[Input records — start]

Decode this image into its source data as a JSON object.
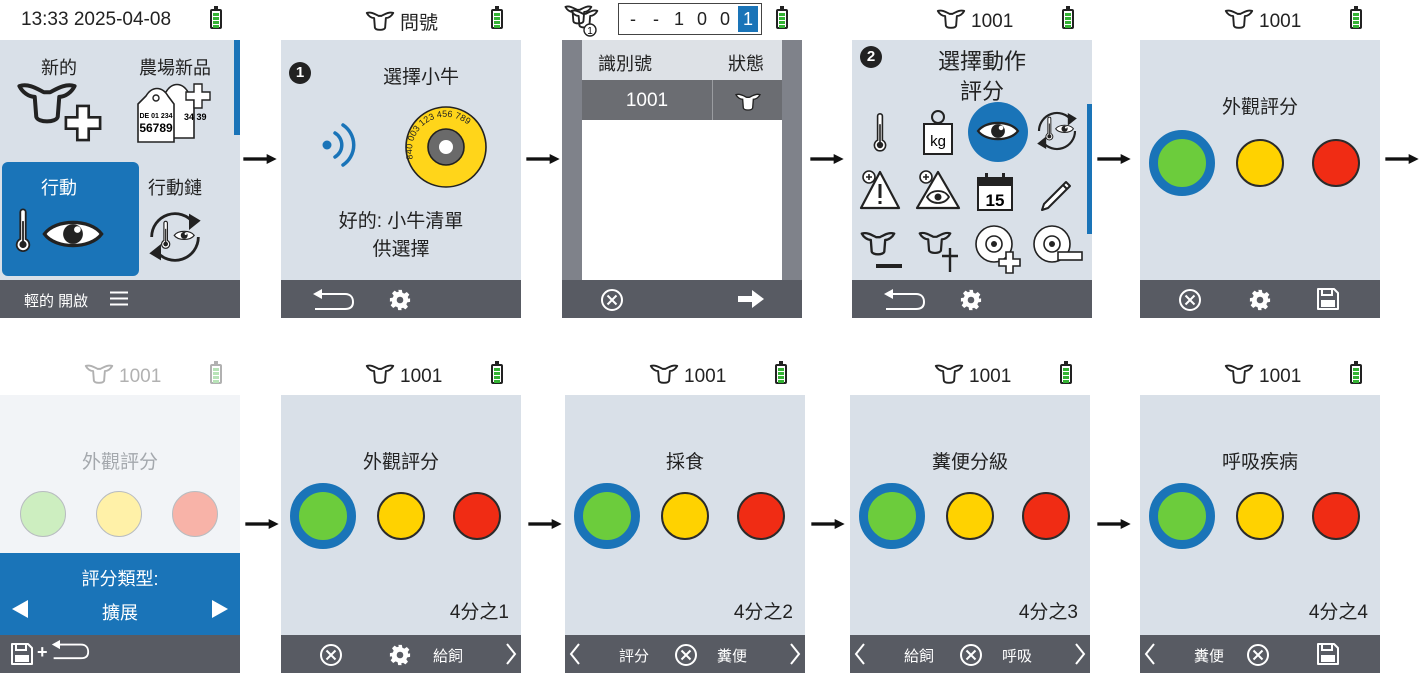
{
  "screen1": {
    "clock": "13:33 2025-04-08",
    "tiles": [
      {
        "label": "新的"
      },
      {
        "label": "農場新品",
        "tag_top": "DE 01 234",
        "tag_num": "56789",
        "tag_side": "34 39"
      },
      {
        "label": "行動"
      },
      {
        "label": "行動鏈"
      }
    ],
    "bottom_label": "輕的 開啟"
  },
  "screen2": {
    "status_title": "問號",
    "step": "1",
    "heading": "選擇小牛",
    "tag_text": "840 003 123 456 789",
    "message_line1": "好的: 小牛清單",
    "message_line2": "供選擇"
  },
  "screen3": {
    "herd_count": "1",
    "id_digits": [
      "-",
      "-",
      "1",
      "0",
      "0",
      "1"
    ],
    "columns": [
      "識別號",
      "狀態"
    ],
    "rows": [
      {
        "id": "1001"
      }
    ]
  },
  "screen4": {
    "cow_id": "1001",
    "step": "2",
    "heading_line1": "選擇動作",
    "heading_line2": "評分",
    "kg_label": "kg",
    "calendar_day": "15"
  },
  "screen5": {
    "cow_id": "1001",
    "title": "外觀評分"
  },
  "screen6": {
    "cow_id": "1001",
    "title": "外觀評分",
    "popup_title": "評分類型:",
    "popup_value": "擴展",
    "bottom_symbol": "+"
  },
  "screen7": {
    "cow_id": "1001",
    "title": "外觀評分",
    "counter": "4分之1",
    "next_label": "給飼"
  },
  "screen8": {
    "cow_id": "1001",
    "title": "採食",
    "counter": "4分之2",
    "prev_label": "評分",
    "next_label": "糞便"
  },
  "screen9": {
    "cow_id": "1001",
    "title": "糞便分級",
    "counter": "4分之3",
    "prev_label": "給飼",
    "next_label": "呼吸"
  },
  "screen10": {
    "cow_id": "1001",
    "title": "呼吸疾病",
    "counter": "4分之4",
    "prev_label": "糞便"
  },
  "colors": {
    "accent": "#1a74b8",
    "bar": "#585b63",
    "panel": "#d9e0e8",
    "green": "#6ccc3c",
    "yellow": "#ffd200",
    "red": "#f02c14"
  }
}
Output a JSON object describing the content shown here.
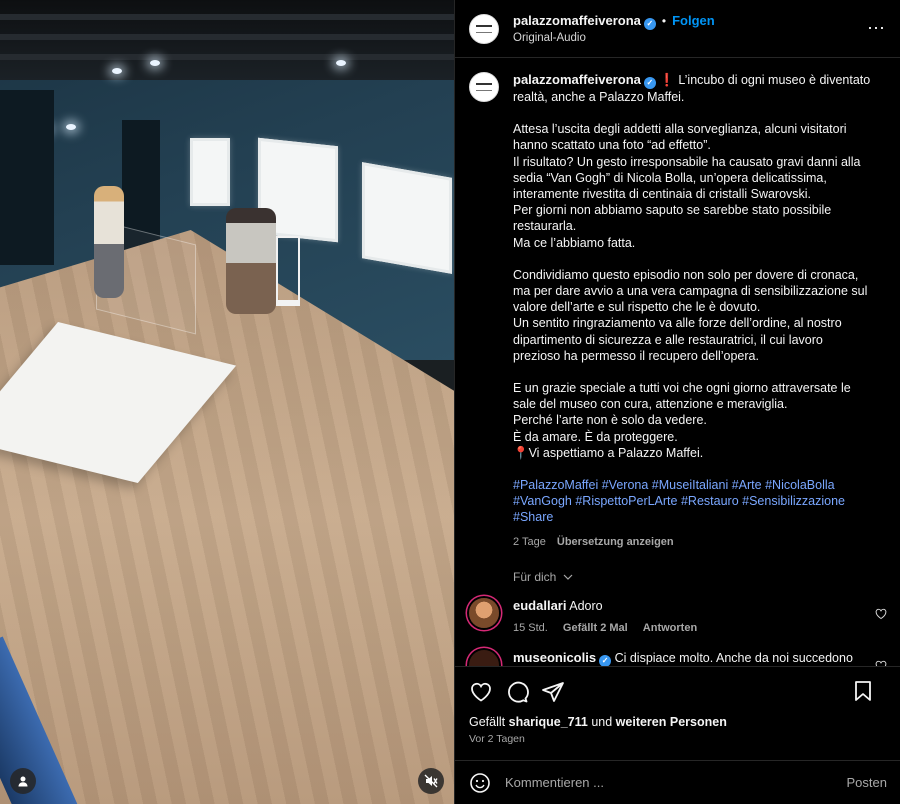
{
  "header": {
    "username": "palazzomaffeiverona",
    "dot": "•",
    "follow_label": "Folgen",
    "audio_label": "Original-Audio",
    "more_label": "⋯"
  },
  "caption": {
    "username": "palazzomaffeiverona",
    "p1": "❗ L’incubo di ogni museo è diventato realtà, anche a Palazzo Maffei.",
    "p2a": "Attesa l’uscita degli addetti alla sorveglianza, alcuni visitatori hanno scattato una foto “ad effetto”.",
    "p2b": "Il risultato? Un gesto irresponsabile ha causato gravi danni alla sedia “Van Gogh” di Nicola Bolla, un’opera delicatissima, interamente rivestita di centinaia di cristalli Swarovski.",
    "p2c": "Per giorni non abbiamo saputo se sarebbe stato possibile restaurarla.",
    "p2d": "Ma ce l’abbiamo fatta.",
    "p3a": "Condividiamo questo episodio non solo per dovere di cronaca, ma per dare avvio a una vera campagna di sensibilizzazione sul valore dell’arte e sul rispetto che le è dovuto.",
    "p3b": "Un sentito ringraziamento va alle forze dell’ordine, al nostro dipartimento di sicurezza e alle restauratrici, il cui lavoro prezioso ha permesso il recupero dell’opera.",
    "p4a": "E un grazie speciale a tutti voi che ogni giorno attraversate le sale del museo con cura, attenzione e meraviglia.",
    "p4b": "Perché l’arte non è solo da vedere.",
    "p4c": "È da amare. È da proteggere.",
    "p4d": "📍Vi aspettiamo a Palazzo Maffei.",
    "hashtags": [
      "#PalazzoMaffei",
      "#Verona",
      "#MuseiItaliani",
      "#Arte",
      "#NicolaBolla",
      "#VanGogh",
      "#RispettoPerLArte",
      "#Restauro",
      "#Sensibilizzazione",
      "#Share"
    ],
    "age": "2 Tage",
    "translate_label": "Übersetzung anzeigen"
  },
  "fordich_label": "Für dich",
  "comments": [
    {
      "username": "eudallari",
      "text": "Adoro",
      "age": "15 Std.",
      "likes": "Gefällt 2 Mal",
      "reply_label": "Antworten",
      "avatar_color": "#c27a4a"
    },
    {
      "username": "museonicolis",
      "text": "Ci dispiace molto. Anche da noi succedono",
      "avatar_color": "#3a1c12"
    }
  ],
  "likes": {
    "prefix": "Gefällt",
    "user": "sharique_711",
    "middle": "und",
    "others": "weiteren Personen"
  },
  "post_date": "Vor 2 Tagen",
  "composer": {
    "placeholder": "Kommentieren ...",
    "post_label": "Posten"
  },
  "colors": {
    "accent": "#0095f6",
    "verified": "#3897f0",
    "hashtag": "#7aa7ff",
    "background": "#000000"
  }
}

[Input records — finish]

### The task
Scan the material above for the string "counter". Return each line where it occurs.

### Answer space
    "counter": "4分之1",
    "counter": "4分之2",
    "counter": "4分之3",
    "counter": "4分之4",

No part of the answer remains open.